• Task requirements
Records follow. Select each line holding "Classes".

(Website and app data records)
==============================

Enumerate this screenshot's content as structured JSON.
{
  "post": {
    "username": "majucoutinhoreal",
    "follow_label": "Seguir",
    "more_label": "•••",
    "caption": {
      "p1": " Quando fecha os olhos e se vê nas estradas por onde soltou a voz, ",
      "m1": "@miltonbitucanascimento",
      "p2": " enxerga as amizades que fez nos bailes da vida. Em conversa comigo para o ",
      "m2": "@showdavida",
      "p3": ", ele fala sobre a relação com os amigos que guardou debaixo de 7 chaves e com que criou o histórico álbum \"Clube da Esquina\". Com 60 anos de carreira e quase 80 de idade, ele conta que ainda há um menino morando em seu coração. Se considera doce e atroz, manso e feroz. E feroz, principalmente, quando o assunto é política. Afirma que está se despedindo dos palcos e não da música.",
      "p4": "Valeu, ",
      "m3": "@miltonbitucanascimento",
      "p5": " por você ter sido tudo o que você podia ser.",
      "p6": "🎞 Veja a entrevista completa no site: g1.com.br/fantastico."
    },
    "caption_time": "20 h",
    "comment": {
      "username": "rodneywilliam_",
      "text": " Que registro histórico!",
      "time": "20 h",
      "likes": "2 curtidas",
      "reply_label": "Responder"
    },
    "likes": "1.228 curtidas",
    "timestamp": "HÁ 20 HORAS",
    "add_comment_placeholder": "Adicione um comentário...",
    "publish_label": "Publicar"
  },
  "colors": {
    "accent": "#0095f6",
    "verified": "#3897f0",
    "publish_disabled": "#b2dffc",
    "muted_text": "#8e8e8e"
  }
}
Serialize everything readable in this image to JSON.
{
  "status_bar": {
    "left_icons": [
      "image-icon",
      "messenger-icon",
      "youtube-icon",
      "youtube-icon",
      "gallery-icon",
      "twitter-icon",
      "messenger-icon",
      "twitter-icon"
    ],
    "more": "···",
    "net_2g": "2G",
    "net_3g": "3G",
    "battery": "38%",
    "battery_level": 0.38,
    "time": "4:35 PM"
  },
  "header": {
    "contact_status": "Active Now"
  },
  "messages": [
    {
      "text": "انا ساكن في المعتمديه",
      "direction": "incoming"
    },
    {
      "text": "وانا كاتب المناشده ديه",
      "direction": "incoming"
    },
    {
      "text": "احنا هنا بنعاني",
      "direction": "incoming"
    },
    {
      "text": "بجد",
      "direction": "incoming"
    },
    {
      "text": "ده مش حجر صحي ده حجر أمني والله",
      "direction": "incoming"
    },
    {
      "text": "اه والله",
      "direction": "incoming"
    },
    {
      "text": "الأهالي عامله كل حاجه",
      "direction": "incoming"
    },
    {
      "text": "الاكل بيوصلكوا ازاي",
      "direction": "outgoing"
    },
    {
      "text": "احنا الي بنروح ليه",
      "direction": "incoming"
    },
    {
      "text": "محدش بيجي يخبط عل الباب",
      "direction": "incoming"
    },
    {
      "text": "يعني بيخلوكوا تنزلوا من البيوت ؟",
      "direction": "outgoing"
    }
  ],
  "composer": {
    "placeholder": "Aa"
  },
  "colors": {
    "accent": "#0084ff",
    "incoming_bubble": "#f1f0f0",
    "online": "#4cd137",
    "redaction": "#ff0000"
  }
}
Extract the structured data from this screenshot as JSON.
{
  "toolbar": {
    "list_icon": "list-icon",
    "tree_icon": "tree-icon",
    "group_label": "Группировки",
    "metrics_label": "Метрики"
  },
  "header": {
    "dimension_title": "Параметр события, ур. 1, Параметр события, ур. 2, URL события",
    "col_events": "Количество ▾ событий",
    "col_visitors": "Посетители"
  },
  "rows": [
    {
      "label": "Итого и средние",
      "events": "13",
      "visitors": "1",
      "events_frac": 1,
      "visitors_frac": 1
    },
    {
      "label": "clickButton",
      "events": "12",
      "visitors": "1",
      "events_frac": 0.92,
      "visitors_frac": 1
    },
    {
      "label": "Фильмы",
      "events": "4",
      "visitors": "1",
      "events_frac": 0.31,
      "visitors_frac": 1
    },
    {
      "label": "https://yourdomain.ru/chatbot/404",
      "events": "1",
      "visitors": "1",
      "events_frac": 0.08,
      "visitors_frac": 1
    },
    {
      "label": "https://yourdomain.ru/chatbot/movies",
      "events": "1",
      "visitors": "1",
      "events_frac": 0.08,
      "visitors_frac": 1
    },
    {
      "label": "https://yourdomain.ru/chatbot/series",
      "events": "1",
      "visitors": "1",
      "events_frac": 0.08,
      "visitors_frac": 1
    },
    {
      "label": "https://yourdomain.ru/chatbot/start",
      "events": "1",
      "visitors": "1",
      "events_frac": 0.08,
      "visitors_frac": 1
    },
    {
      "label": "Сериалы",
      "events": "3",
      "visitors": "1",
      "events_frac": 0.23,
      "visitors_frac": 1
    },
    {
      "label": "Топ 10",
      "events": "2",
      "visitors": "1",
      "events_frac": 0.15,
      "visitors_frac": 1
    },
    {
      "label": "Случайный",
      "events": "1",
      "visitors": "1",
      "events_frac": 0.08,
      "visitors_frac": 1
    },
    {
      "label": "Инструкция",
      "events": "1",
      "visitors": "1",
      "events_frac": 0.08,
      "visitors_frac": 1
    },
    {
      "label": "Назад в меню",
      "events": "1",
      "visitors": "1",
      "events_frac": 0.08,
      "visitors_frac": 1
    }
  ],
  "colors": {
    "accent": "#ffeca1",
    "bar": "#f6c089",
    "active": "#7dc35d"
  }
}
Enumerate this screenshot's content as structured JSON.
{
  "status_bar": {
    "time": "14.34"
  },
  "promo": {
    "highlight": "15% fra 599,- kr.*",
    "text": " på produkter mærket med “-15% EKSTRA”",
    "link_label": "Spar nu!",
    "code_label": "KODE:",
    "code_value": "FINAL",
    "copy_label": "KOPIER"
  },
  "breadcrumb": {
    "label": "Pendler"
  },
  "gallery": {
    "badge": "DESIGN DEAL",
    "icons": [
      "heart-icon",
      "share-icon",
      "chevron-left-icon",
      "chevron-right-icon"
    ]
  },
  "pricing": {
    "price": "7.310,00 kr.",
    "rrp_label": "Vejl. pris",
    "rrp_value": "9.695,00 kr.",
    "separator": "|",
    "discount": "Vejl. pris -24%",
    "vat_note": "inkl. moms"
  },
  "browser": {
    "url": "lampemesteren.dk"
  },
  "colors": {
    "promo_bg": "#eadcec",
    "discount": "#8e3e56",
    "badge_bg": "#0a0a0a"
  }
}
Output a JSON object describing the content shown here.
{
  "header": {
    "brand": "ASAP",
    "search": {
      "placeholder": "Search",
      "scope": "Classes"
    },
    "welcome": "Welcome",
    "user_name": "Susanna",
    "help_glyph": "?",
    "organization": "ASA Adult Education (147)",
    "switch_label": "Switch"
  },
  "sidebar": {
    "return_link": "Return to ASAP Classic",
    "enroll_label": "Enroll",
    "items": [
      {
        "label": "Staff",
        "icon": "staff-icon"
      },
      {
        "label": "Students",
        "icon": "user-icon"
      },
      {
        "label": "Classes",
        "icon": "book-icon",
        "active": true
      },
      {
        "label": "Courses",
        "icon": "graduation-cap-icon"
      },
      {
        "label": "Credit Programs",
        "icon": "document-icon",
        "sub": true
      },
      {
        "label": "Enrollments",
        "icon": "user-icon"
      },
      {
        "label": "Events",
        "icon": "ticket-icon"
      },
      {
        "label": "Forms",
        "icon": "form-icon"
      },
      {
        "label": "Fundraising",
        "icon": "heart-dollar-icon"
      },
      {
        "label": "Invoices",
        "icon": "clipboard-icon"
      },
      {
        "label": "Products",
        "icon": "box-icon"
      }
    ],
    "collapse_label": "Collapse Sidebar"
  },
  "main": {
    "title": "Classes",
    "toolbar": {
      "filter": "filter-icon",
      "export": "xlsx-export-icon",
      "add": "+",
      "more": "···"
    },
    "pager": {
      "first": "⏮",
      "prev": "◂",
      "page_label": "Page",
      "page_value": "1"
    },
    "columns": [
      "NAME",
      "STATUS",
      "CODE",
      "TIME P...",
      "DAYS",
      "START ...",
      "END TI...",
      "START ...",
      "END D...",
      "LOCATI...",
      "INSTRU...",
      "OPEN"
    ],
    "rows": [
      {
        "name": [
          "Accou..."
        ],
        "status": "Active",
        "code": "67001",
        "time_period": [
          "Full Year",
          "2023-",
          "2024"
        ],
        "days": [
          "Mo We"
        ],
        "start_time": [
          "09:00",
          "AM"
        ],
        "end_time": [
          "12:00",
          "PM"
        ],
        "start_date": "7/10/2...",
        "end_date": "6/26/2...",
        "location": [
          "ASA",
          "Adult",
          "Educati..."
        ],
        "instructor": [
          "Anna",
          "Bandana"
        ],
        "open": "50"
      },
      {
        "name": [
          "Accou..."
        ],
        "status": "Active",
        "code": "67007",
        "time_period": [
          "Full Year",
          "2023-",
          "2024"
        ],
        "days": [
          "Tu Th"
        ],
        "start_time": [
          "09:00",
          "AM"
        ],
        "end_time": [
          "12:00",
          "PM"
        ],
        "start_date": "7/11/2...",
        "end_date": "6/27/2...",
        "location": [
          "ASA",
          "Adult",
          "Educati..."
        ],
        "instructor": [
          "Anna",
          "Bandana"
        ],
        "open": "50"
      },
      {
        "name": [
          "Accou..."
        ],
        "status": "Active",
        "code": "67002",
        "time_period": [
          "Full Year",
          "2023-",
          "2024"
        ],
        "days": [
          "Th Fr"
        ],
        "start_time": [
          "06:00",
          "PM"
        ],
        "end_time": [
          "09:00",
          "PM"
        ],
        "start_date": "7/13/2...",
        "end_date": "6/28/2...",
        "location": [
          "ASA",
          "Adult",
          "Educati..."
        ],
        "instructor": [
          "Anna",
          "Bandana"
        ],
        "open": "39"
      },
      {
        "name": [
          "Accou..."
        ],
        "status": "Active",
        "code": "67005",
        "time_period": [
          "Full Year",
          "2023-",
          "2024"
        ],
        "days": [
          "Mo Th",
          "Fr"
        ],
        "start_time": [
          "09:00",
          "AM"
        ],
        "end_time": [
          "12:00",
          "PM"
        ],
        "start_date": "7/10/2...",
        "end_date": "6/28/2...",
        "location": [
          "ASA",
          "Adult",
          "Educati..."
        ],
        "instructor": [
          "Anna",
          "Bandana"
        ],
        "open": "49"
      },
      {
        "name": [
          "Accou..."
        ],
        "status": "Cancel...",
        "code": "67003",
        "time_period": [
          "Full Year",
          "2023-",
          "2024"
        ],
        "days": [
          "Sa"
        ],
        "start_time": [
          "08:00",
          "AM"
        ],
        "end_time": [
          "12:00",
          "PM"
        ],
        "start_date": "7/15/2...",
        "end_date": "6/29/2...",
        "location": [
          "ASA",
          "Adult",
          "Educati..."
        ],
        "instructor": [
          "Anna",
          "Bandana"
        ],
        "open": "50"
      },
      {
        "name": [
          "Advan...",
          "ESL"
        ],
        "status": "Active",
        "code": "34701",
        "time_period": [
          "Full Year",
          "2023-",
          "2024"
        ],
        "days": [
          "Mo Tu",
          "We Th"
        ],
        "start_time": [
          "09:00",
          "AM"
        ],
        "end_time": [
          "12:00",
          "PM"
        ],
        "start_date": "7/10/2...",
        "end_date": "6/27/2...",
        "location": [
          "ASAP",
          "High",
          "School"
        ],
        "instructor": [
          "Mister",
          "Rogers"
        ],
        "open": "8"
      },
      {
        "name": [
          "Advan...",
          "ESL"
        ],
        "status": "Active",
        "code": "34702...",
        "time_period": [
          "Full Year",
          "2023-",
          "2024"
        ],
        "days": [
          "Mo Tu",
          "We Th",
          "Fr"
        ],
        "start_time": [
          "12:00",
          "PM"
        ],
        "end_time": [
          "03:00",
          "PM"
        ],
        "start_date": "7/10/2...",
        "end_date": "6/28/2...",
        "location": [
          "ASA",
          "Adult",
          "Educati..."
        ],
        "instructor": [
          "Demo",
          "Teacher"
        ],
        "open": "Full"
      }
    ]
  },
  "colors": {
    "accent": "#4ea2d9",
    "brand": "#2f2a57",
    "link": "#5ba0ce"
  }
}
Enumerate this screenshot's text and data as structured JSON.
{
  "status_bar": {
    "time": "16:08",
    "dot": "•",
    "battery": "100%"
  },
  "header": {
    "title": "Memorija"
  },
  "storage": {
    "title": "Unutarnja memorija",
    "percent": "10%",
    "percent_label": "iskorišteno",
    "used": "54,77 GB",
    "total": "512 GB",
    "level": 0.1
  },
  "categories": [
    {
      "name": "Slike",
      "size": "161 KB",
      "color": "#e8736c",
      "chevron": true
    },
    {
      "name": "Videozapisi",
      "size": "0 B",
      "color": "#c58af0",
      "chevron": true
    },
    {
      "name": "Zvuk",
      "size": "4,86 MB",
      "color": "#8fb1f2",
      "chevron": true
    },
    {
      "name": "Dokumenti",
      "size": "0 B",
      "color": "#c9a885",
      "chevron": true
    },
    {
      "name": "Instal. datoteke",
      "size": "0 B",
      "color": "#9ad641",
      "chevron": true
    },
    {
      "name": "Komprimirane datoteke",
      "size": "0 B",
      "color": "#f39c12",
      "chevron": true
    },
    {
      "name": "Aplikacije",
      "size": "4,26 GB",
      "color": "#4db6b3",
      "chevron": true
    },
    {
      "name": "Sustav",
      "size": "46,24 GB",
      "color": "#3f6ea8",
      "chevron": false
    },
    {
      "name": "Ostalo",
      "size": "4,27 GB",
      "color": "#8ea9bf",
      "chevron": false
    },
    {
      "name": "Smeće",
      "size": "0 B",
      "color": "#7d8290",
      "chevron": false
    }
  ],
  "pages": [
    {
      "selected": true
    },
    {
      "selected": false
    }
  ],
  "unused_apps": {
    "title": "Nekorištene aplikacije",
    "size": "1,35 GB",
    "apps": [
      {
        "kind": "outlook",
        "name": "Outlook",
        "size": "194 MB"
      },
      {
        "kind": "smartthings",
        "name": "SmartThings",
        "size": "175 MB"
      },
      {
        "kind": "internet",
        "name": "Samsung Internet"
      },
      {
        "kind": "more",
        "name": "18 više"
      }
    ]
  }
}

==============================

• Result
      "scope": "Classes"
        "label": "Classes",
    "title": "Classes",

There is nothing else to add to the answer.